LR: I would moderate given how early days it is, it’s quite good. And we have just started. We actually asked them, when we offered our colleagues accounts to help us test it, how pain tolerant they were — whether they were the types that swim with sharks and walk on fire, or people that like less adventurous things. I think about the 3000 or so users we have now are the people that offered to walk on fire.
MA: Willing to try anything?
MA: But may not be willing to make a commitment to anything?
LR: Well, what we are looking for now is for people to test it, try it out. We want to measure how well it scales. We want to figure out what happens when lots of people use it. In the first several months, there were about 50 Wave users, and everything was all very controlled, calm, and quiet and all the Waves were super important to us. All of sudden there were 2000 users, all of them colleagues, all of them wanting to talk to us. And we learned — in a very exciting way — what it means to get lots of waves all of a sudden. And so we are learning lots from it.
SH: A core part of the product is the “liveness.” And you can see what people are doing all the time. Waves become active and unread and pop-up in your search panel all the time, and you need to learn when that’s useful for people and when it’s not, and how to present information to them in a way that’s useful and so they know what’s important and what to deal with. Googlers are amazingly vocal, and we have learned so much in the last few months about how people are using it. It has helped change our feature set, improve our usability, and just decide what to do with our engineering resources.
LR: Amazingly vocal, that’s true.
SH: Crazy vocal.
MA: And you were saying earlier that you definitely think this is a Twitter-killer? [laughter]
LR: I don’t remember saying…
MA: Oh, was that off record?
SH: I don’t think that was ever said…
MA: Oh maybe that wasn’t you guys, that might have been someone else.
LR: I remember saying quite the opposite. So you saw the video that we did two months ago? One of the things that’s missing is actually integration between Twitter and Wave. Another of the sample applications that we are trying to sell developers on building for real — where you can install as an extension into your Wave client that let’s you get all of your tweets from all of your followers into a Wave, and if you reply to one of the tweets inside a Wave, the extension will tweet back into the Twittersphere. And we would estimate that would actually improve adoption of Twitter.
SH: We like to compliment Twitter for being open and having APIs from the beginning.
MA: You want to compliment them before you kill them. [laughter] Uh oh, the press people are not happy.
Vic Gundotra: Michael, Michael, Michael…
MA: Can we talk about Chrome?
VG: We can talk about anything you like.
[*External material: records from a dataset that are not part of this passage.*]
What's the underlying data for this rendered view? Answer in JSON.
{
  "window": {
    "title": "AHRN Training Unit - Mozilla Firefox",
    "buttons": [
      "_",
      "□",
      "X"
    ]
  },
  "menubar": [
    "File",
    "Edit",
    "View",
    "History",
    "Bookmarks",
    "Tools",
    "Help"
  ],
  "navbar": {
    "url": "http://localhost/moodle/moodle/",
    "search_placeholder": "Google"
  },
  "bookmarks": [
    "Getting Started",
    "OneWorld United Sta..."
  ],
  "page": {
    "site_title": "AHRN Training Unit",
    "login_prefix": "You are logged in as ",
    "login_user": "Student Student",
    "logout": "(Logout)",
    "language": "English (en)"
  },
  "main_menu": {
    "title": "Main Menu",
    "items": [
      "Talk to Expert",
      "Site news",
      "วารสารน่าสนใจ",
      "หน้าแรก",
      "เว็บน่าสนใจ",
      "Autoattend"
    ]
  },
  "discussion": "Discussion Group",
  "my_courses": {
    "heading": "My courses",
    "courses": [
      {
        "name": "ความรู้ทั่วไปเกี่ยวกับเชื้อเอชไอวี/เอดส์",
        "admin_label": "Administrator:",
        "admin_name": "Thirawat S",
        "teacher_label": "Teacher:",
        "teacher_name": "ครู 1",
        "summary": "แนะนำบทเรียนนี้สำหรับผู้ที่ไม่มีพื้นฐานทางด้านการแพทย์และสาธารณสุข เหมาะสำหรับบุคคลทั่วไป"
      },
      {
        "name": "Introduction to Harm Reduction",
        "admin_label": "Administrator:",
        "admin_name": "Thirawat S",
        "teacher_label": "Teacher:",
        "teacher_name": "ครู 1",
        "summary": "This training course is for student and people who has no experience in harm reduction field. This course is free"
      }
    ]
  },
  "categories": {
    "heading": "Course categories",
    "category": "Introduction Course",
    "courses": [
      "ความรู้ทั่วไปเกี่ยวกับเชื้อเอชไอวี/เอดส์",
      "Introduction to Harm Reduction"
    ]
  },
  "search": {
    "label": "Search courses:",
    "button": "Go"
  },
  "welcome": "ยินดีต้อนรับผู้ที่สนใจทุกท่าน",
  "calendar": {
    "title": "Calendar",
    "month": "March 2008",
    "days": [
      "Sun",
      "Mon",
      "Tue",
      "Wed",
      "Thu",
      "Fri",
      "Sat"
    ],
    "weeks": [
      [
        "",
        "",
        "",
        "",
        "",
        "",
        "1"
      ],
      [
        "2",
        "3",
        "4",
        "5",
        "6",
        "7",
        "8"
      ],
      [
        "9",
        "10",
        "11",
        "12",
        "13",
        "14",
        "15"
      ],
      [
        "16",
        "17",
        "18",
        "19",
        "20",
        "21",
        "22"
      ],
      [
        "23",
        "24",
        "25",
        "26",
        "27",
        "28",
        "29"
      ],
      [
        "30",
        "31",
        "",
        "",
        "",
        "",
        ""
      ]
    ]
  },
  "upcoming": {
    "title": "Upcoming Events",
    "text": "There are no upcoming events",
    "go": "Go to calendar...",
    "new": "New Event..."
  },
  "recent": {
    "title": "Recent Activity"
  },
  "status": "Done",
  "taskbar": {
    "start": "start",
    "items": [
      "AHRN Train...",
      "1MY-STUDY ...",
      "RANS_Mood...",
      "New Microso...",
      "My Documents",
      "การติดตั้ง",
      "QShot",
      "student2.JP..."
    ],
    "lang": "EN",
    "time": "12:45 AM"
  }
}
MA: I think we are done. I really appreciate your time. Congratulations guys and thank you very much.
The demo at Google I/O has just ended to huge standing ovation. If today is any indication, this is going to be big.